When something called Colin McRae Rally popped up on Steam last week, it was natural to assume that it might be an HD remaster or remake of the PC version of Colin McRae Rally 1 or 2. It's not. It's an updated port of a Colin McRae mobile game, lacking car customisation, a lot of stages and cars, and sporting an interface that hasn't been adjusted for PC. Before yesterday, the game's Steam page contained a misleading description that didn't mention the word 'mobile' once, but that's now been updated, at least a little bit. It still has a few misleading sentences like "The classic rally experience races onto PC and Mac". More generously, Codcemasters are offering refunds to anyone who feels like they were duped into buying something they didn't want.
Crowdfunding is a good way to get risky games made, but it's also an increasingly risky proposition for backers. The most recent example is prehistoric survival sim The Stomping Land, which made headlines last week after backers complained of radio silence from studio SuperCrit. The silence follows more than $115,000 pledged for development of the title, as well as the promise of regular community correspondence and weekly updates. The last anyone had heard from SuperCrit was May 30.
World of Warcraft has experienced a pretty hefty population drop since 2010, with Activision Blizzard announcing during an investors call today that the MMO currently hosts 6.8 million subscribers. That's nearly half what the MMO boasted in 2010, with 12 million active subscribers recorded during that year. Nearly a million of those have departed since July last year, if you compare the figures.
Right on schedule, the Curse of Naxxramas Military Quarter is on the cusp of opening up to all. Blizzard has announced the launch times for the next chunk of Hearthstone content, so we know when each region will get the update.
Remember SimCity? Specifically, the disastrous launch of SimCity, followed by a year-long slog to implement a proper offline mode that we'd previously been told wasn't possible? It's the sort of business that might have put you off of buying the game, even at the current, vastly-reduced price of 20 bucks. But if you're curious, you may now indulge yourself without cost, and without risk.
Space trucking and exploring in Elite: Dangerous. Dogfighting in Star Citizen. For the first time since the glory days of 1990s space sims, the flightstick is a must-have peripheral. An Xbox controller just can't compare to the feel of a flight stick and throttle, and you'll want every one of those buttons and switches for controlling a space ship or dogfighting above a Battlefield ground skirmish. We've tested out seven sticks to help you decide which to buy. If you're on a budget, never fear—one of our favorite sticks is a mere $50/£40.
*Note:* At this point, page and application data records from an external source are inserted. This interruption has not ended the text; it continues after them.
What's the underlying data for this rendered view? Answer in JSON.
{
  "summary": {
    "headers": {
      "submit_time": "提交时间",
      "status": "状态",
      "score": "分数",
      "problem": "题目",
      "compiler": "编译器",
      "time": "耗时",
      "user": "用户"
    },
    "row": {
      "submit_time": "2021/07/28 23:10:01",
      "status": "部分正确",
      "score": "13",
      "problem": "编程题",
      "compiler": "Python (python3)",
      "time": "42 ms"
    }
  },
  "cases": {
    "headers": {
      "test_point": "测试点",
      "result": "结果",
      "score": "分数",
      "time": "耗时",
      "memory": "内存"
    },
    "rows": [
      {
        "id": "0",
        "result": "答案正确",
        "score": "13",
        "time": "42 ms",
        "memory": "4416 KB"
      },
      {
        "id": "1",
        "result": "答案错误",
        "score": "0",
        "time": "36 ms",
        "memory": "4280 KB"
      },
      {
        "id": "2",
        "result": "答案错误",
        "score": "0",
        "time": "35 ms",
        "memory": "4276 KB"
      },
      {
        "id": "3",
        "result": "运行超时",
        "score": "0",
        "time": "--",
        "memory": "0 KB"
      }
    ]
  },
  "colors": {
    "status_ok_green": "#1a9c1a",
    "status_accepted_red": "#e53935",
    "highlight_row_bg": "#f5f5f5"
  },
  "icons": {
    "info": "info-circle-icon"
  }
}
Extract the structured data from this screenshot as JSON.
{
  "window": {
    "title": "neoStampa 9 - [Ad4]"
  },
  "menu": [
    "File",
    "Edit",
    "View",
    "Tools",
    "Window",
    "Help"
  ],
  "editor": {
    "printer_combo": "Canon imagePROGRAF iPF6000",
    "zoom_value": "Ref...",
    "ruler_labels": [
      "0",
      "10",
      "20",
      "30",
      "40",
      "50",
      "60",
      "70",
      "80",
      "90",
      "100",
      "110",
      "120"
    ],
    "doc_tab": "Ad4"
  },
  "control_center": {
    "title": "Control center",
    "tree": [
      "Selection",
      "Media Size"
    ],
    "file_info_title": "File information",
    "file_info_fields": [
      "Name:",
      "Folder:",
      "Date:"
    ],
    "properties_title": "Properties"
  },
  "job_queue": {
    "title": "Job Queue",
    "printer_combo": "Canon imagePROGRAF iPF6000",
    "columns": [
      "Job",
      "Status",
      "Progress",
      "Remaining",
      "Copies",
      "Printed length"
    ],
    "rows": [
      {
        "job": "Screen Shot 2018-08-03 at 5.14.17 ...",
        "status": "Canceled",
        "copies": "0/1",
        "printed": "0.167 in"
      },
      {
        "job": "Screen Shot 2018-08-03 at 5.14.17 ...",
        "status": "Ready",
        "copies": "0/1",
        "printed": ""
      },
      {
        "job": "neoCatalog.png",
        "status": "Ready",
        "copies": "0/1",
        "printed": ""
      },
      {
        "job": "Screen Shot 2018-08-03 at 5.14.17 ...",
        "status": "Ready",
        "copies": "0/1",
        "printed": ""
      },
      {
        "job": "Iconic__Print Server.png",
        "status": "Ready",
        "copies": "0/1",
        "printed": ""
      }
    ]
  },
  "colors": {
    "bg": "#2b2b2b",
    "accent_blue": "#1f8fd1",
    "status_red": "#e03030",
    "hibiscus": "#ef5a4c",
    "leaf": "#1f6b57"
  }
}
It's hard to be too critical of anything that's free, assuming that the free thing in question isn't actually doing you harm. So even though I'm not a big fan of Wing Commander 3: Heart of the Tiger, I can recommend it right now because it's free—"On the house," you might say—and it's probably not going to set your PC on fire.
Back in June, a man on the internet asked, "Why isn't there an XCOM tabletop game?" There is, as it turns out. But now there's a new kid on the XCOM board game block, and while I haven't played its predecessor and thus can't make any hard-and-fast judgments about which one is better, Fantasy Flight's upcoming XCOM: The Board Game sounds awfully promising.